* _Task objective_
Answer with a single number: the count of lines below that hold "GAMES".
** Opening Supplied material block **
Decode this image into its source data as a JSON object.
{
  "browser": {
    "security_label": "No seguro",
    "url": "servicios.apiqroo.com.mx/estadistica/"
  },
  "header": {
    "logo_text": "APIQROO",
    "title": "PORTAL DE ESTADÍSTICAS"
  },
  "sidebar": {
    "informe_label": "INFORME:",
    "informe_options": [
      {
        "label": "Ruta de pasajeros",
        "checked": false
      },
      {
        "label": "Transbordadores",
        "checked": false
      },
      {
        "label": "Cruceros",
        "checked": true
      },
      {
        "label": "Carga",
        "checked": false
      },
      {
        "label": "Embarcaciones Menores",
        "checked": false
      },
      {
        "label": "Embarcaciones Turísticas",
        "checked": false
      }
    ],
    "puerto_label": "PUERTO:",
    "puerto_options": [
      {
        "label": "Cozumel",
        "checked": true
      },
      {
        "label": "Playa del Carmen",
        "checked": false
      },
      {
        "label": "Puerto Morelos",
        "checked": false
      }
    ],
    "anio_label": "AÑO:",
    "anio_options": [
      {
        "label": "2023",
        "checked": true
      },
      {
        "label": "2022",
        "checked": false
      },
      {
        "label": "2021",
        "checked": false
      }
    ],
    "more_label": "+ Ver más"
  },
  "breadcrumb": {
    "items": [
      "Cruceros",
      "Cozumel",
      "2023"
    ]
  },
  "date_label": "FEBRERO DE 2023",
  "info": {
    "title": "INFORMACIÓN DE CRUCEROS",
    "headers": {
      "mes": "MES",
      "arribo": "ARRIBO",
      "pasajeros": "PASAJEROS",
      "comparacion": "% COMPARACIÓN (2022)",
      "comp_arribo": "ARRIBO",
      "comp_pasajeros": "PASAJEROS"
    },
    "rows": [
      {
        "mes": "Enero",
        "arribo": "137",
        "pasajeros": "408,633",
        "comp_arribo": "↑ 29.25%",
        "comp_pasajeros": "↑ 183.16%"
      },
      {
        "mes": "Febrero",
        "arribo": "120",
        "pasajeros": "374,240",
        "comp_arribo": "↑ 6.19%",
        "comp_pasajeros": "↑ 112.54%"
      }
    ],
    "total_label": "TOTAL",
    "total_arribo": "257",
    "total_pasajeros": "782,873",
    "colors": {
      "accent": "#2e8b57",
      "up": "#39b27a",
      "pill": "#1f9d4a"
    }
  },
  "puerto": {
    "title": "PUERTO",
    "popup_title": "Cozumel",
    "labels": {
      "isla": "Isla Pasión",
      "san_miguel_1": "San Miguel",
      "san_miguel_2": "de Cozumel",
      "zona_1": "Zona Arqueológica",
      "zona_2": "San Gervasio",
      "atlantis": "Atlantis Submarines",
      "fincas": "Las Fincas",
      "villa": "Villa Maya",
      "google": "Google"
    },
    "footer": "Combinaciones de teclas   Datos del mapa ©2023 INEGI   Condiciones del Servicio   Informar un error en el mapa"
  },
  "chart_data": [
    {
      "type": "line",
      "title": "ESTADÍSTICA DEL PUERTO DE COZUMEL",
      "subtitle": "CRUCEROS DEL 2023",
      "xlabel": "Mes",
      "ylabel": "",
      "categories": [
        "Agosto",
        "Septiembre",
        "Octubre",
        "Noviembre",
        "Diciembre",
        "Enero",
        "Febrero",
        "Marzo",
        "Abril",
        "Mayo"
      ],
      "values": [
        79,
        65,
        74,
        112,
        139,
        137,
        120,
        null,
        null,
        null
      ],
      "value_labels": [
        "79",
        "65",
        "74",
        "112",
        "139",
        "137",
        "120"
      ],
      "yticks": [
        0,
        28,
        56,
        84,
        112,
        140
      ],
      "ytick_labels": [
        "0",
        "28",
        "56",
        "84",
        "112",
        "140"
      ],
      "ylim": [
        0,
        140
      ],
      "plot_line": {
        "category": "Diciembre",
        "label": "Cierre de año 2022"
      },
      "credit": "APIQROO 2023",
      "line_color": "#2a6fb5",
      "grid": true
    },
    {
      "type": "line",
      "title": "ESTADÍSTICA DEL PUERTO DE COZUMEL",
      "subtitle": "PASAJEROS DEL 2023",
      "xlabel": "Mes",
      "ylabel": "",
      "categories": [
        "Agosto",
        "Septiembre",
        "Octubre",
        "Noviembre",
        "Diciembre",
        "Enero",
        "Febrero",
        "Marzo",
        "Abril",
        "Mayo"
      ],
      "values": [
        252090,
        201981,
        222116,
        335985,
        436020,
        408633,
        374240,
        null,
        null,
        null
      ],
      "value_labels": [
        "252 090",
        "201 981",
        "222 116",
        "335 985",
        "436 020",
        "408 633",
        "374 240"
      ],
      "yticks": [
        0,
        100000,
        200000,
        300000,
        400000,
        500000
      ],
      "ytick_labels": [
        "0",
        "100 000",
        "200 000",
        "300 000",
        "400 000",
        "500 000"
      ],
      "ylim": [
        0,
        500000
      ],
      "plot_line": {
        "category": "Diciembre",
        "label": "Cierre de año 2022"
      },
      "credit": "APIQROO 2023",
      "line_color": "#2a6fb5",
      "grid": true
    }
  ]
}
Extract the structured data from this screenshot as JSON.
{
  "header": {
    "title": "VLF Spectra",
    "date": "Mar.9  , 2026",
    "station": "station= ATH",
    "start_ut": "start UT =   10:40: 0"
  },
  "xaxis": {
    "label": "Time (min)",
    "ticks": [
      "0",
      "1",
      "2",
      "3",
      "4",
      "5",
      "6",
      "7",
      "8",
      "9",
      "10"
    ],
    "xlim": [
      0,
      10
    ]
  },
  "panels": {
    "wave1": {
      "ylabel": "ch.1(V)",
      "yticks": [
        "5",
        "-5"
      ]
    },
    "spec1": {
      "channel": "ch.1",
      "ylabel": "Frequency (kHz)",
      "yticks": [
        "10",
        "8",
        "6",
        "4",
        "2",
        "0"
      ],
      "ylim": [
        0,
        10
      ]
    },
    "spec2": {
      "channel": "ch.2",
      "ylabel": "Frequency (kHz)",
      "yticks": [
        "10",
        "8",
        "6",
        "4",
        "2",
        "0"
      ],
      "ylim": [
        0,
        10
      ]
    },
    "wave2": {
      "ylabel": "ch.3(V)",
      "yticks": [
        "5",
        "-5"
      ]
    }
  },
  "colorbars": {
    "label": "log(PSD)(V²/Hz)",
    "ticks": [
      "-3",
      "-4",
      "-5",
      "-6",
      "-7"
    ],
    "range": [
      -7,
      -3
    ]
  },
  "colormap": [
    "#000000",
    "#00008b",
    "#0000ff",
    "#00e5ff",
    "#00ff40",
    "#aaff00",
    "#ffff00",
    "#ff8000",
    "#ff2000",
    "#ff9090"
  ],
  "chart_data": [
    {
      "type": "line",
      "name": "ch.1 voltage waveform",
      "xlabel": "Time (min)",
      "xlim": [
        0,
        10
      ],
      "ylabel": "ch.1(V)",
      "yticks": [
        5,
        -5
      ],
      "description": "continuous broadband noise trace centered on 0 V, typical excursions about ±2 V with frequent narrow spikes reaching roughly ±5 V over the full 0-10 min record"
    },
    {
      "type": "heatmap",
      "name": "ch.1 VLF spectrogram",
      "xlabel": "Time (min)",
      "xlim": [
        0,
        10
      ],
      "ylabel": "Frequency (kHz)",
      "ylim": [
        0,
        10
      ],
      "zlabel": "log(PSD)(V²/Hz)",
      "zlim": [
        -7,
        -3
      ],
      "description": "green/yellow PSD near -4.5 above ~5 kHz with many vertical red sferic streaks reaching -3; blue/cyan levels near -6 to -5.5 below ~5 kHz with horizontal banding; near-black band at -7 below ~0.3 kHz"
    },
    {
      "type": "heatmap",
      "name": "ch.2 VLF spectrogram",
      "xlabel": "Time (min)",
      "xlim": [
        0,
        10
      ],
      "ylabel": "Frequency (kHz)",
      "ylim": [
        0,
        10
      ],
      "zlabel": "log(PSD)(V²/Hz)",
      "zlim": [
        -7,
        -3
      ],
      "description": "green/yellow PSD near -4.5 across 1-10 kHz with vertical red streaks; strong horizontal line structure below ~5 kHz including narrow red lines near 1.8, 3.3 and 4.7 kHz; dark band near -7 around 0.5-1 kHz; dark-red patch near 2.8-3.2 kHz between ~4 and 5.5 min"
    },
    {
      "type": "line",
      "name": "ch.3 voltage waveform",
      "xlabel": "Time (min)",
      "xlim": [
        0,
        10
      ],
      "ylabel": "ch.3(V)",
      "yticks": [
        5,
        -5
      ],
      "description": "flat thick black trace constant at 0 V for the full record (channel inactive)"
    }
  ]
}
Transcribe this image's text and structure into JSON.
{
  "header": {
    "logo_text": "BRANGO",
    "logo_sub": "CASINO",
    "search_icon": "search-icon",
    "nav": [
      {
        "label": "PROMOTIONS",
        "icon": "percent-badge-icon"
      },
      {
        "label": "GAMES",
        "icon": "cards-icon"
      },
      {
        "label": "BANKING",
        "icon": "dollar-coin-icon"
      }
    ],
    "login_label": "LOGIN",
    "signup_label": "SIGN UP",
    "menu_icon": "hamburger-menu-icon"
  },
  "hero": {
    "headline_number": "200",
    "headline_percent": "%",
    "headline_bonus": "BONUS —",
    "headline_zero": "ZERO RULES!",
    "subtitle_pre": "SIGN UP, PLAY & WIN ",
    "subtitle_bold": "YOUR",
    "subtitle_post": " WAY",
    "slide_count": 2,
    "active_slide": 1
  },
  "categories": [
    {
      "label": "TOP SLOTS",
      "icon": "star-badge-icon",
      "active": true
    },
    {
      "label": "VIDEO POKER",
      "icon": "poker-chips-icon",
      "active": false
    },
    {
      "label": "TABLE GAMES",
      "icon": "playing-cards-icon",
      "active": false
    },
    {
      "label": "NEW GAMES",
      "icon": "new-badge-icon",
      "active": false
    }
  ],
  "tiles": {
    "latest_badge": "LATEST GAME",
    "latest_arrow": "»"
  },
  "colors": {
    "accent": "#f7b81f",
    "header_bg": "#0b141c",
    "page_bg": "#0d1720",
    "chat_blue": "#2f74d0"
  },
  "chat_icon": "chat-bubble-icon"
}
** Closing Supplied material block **
* _Result of the exercise_
3